[Element data from apps and pages]
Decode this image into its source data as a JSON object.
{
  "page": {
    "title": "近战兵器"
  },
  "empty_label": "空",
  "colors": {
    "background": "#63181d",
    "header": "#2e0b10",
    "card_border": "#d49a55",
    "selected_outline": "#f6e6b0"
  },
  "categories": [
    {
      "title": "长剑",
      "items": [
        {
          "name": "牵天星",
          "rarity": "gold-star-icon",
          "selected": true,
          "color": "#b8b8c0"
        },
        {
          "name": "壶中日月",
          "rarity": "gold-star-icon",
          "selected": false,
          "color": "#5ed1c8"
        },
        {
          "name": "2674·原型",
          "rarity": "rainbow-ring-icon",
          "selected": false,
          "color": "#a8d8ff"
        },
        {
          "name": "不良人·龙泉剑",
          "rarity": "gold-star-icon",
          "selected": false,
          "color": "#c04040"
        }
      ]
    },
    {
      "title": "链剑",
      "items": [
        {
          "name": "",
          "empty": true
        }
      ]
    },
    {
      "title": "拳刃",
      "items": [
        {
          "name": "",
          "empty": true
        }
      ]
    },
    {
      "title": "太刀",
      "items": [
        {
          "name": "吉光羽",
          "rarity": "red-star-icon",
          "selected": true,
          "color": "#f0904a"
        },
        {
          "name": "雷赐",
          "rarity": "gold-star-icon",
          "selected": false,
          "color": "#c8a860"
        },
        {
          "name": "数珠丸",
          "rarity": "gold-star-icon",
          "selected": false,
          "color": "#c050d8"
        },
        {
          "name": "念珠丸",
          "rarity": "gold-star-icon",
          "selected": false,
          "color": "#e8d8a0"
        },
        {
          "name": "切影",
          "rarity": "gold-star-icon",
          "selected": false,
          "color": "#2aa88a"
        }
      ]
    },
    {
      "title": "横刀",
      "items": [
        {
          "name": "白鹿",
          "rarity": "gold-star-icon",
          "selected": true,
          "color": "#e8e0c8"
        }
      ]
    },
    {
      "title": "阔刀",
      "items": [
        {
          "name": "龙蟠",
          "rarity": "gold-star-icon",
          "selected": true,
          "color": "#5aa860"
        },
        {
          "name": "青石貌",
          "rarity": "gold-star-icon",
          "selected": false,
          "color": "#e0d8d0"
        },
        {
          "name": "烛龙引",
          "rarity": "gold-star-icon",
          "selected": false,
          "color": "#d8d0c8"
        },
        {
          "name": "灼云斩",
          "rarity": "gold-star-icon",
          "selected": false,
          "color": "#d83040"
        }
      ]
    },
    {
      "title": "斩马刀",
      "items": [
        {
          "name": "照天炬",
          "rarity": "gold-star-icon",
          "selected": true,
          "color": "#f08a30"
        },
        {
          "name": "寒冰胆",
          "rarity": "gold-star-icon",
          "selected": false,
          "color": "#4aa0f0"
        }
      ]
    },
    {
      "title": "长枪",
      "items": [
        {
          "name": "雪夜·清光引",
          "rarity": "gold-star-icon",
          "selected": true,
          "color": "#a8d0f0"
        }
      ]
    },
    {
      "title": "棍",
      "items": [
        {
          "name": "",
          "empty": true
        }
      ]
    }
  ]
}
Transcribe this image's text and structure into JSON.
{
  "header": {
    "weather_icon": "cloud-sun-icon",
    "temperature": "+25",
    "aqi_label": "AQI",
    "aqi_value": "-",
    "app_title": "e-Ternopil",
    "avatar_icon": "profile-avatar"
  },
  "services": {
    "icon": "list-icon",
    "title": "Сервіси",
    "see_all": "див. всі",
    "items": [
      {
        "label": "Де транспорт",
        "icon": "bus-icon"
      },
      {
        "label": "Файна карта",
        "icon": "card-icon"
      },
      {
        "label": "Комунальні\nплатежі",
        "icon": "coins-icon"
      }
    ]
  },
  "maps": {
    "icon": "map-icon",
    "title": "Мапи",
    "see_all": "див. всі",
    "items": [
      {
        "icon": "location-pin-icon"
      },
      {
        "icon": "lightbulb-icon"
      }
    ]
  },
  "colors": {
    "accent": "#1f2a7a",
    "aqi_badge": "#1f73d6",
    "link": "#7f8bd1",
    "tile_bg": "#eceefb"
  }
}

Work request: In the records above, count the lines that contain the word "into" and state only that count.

Answer to this task: 2